WORK ORDER:
Among the lines below, how many have the string "mañana" in them? Only the number is wanted.

(Records drawn from a dataset)
┌──

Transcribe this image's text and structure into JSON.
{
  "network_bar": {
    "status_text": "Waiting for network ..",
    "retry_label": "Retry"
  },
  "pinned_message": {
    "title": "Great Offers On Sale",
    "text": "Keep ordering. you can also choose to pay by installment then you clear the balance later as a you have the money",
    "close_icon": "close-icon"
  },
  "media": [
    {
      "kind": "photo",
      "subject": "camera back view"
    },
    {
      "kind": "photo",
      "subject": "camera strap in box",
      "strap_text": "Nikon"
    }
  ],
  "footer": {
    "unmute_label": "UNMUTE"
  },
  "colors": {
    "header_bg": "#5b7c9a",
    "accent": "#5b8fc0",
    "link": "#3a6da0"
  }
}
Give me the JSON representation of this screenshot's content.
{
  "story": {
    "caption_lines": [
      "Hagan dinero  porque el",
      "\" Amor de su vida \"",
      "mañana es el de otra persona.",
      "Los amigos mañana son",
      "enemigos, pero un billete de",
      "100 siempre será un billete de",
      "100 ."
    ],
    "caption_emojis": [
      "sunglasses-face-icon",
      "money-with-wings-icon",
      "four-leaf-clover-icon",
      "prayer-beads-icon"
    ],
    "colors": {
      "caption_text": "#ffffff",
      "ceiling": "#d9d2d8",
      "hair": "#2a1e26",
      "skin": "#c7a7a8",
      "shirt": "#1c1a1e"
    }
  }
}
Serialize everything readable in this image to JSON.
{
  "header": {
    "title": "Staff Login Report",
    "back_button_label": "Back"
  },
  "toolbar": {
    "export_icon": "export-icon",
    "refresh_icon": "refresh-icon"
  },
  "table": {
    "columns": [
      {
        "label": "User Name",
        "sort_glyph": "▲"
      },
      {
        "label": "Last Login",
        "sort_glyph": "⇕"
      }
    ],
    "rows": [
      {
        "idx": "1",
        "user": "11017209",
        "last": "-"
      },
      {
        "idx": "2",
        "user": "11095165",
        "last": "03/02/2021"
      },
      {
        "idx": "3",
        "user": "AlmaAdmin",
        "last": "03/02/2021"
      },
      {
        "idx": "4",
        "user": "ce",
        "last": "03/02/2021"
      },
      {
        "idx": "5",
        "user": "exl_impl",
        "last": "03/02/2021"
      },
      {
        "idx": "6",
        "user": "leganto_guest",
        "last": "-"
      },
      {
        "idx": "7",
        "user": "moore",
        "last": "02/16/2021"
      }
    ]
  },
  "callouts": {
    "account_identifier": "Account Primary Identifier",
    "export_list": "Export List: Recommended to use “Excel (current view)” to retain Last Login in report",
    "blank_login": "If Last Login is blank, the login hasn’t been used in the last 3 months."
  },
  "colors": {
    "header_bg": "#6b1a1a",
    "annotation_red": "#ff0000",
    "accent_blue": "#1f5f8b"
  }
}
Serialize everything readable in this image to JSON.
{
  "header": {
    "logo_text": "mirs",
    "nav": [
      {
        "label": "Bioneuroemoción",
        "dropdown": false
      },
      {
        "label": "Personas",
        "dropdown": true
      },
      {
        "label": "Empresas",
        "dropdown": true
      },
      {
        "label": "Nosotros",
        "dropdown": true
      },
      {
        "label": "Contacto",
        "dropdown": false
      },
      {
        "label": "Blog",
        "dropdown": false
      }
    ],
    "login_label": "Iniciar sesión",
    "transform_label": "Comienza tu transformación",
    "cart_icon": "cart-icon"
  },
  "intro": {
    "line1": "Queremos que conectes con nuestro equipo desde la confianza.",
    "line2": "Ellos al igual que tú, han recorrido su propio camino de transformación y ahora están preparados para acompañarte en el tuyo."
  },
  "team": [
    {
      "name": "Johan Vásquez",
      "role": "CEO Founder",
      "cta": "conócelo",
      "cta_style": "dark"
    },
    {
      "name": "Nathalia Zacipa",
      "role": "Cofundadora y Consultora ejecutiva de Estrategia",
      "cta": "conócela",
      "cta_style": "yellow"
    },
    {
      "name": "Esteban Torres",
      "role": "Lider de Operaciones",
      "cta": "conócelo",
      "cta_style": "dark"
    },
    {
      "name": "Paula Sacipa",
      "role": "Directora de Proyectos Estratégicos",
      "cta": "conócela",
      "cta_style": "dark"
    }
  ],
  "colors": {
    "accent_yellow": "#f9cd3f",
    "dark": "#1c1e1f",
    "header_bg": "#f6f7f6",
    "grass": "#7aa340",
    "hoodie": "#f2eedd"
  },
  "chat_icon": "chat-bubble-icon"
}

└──

COMPLETED TASK:
2